Insects Keep Us all Going

Insects Keep Us all Going

I’ve started a new monthly blog over at the excellent Hackney Citizen.  I’m focusing on all aspects of gardening but with an emphasis at the moment on gardening for wildlife as I think this is what we need to put our efforts into – along with protecting and promoting green spaces.  My first column was inspired by the frightening reports of the crash in insect numbers in the last 30 years.  Once they’ve gone, we’re up the creek.  You can read the article here


Dream Bee

Last night I dreamt that I’d taken our newly installed hive to my childhood home and removed the hive roof to expose the frames. I hadn’t smoked the hive first, so the bees weren’t terribly happy and were buzzing manically around the bedroom that I’d shared with my younger sister.

I knew I shouldn’t have taken them there. If you transport a colony of bees, it takes them a while to work out where their new home is. If you move a hive – unless it’s just a few feet – the bees that are out foraging will never find their way home. Using a mix of pheromones and waggle dances, the bees ‘talk’ to each other – communicating everything from ‘the queen is happy and laying’, to where to find the best forage and ‘this is where we live now’.

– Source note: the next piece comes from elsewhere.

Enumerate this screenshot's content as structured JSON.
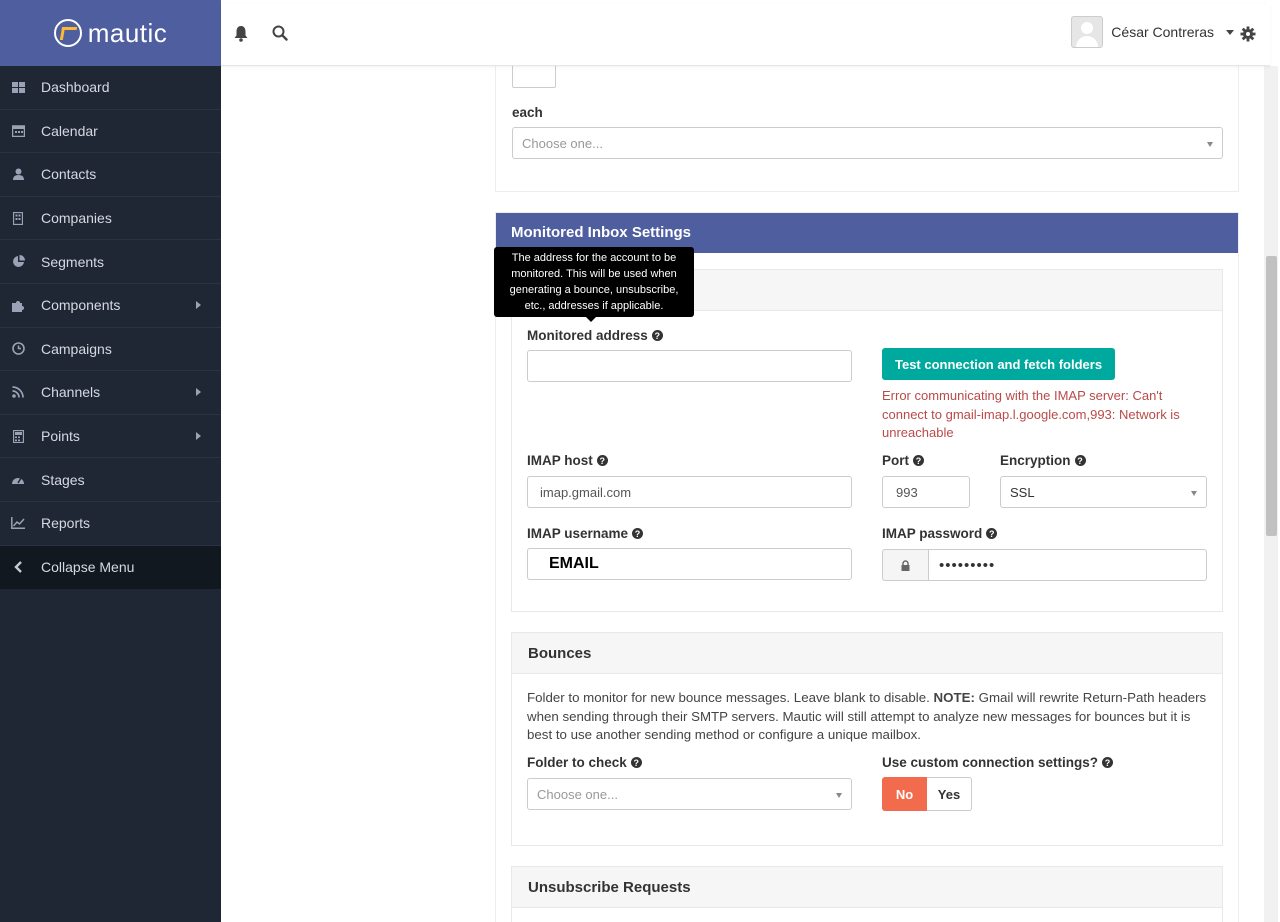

Back to the dream then: I had to tell the other members of my family to take care and especially to avoid the sort of arm-waving that you’d normally associate with seeing a load of angry bees buzzing about. The next thing to happen in this nightmare scenario where I had no control over anything, was that the bees swarmed – half the hive just took off and hung, in a buzzing cluster – off the stair rail. I didn’t know what to do…

Thankfully, as in all the best dreams, our bee teacher, Ian, showed up with his smoker. First he calmly captured the swarm – experienced bee-handlers simply tap the cluster into a box and transport them to their new home. Then puffed the smoker over the hive. Smoking has the effect of confusing the guard bees’ receptors so that they can’t alert, and so panic, the rest of the colony. Once smoked, the bees inside the hive started gorging on honey; this is in anticipation of moving to a new hive if threatened by, say, a forest fire, and induces a sort of post-prandial torpor.

‘So what was that all about then, oh dream interpreter?’

A standard anxiety dream, I’d say. I’m a new beekeeper, a child in the world of beekeeping. We’ve only just got our hive and colony at Cordwainers and, on delivery, Ian told me that the bees weren’t entirely happy with their queen. Who knows why? And, more importantly for me, who knows what to do? I did a hive inspection the following weekend and thought that the queen had, in fact, already done a moonlight flit. Ian came to take a look and confirmed it, advising that we needed to allow the bees to make themselves a new queen. Clever things, bees. They take an egg from an ordinary cell, pop it in a newly made ‘queen cell’, feed it royal jelly and, Bob’s your uncle… a new queen.

Another worry for our colony is the weather – so much rain has meant that the poor bees haven’t been able to get out enough to collect pollen and nectar to feed the brood and make stores for winter. As we get closer to the summer solstice, when the queen’s laying starts to slow down, it’s possible that the colony won’t be strong enough to survive the winter. Having spoken to other beekeepers, there are any number of such events that can affect the survival of a colony. This is just the start…

So, it’s our first beehive and it’s tough to consider that they may not make it, but now we have them, I’ll be doing everything in my power to help them through… Jan